This post proposes a method of characterising the “Capacity Credit” of renewable electricity generation methods, covering both the credit of the existing generators, and how the credit will increase with additional generators.
Solar power is a good way to introduce the issues involved, as the “Law of Diminishing Returns” is quite well known for this method of electricity generation. In hot sunny regions (such as South Australia), with peak demand in summer heatwaves, the early solar PV generators are more effective in reducing peak demand than later additions because the early generators push the time of peak demand towards dusk. Thus, capacity credit for solar PV cannot be represented by a single number, it requires two numbers:
- The credit for the existing generators
- The rate of increase of credit with additional generators
Many specifications of capacity credit are somewhat misleading as they usually give a single number, expressed as a percentage of nameplate capacity, leaving some readers to assume (incorrectly) that this percentage applies to future additions.
Solar PV is difficult to quantify as it tends to be installed on domestic rooftops and is not metered by the transmission operator, hence this post will focus on wind power, using South Australian data from AEMO archives.
The following figure shows the daily peak demand (red curve) in South Australia for summer 2015/16, together with the daily peak demand (black curve) on non-wind sources of electricity:

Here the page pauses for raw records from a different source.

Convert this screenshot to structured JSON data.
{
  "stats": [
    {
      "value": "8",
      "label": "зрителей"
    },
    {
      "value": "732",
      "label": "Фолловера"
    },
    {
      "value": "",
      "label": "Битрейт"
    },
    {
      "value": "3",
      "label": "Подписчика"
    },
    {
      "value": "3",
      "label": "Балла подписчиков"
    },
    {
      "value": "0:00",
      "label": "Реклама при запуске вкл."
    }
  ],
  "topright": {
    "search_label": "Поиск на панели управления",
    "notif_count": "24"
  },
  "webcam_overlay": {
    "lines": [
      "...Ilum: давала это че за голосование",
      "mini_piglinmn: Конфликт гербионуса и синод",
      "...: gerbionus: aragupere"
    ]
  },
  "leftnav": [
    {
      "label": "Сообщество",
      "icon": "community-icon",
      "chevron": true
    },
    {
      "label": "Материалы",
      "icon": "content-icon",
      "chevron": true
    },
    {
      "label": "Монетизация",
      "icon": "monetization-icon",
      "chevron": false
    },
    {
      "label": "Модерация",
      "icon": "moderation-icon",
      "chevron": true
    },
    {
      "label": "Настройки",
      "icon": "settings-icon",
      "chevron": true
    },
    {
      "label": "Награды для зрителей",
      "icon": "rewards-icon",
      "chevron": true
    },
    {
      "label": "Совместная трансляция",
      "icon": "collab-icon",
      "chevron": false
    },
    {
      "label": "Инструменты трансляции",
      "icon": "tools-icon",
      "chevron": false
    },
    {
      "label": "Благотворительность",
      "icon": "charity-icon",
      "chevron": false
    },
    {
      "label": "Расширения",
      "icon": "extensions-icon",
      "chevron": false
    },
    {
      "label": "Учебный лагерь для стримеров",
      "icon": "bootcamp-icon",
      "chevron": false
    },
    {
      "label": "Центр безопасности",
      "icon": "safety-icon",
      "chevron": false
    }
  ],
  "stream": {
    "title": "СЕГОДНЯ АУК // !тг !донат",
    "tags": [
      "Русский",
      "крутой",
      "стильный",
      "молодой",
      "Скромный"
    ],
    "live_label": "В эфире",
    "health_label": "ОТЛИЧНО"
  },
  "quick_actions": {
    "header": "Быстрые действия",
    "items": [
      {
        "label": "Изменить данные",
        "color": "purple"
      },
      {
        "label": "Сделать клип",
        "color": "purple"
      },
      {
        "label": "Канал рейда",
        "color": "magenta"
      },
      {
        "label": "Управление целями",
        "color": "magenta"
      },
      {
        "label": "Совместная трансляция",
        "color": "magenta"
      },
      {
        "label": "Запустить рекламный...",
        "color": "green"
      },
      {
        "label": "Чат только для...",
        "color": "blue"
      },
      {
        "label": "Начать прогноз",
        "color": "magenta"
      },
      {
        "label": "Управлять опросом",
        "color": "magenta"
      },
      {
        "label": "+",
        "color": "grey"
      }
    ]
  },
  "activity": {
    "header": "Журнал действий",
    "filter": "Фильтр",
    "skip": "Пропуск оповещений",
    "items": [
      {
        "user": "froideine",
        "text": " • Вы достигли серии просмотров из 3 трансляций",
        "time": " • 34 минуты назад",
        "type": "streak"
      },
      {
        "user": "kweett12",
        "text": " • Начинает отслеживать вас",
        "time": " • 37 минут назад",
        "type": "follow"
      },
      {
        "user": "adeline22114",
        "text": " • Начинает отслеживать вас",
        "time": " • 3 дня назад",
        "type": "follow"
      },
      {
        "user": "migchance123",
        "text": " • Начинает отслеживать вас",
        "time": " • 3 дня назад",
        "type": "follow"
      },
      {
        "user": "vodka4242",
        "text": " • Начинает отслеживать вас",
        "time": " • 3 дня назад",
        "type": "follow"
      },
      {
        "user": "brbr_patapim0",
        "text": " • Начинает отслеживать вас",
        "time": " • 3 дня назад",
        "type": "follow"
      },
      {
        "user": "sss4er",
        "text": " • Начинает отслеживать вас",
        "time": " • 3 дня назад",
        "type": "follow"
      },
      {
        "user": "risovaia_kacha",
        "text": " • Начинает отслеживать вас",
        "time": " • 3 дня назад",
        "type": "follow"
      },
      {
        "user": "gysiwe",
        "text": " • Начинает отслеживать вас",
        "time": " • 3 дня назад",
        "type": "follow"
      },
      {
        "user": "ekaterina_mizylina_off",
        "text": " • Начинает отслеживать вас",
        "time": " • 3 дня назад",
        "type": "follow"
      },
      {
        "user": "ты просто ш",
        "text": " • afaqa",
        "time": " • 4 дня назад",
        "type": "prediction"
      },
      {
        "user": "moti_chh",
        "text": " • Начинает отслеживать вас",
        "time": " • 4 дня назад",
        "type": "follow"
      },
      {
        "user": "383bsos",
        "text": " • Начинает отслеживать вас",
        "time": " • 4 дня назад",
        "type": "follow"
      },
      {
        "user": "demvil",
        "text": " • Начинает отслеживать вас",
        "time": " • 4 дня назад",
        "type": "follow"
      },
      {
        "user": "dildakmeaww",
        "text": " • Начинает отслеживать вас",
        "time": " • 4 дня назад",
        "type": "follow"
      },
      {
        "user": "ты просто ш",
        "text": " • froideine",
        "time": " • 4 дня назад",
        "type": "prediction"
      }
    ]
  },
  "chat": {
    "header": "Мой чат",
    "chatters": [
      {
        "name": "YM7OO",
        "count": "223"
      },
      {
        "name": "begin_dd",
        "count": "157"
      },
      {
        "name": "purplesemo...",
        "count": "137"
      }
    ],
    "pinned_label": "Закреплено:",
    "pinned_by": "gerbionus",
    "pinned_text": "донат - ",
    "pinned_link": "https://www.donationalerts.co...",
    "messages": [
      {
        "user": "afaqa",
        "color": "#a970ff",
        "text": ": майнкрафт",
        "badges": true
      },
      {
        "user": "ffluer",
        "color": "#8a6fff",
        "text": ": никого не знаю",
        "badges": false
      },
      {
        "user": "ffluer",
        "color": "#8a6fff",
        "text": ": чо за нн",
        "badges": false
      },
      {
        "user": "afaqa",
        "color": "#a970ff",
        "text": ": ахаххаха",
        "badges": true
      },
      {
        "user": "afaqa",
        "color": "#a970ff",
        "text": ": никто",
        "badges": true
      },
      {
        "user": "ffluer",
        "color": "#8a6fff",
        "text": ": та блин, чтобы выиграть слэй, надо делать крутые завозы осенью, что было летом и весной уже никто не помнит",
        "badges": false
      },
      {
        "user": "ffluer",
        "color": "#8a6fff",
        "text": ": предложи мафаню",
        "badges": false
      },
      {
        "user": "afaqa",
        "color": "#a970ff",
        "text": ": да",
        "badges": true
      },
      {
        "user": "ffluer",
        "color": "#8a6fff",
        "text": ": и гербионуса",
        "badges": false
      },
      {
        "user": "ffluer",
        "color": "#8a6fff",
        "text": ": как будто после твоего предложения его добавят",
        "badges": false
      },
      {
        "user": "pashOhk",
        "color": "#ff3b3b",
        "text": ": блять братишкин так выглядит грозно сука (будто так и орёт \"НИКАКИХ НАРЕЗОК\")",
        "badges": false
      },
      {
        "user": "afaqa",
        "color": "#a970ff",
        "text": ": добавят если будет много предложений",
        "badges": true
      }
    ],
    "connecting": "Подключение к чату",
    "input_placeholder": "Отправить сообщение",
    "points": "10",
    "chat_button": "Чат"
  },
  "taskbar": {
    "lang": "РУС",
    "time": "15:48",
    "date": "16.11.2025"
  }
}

The data shown above provides some samples of the random distribution of the reduction, due to existing (in 2015/16) wind power, in peak demand on conventional sources of electricity. Further work is required to deal with the problem of demand modulation due to weekends and holidays, before a number can be produced for existing wind power capacity credit in South Australia, but the figure above provides a ball-park estimate.
The following figure shows the daily peak demand on non-wind sources (black curve, repeated from above), together with the same quantity but with 50% more wind power (purple curve):
The most striking feature of the data shown in the figure above is the close similarity of the two curves, except at the minima, which are the windy days. To a good first approximation future wind farms in South Australia will not give any more reduction in peak demand on non-wind sources.
The existing wind power capacity in South Australia is sufficient to push the times of peak demand on non-wind sources to deep wind lulls, except on very windy days, which tend not to be very hot (high demand) days. Many of these deep wind lulls are in the late afternoon or early evening, so additional solar PV will have little impact.
In assessing the amount of conventional generation required to meet future peak demands the focus must be on the limited capacity credit of additional renewable generation, as well as on that of the existing generators.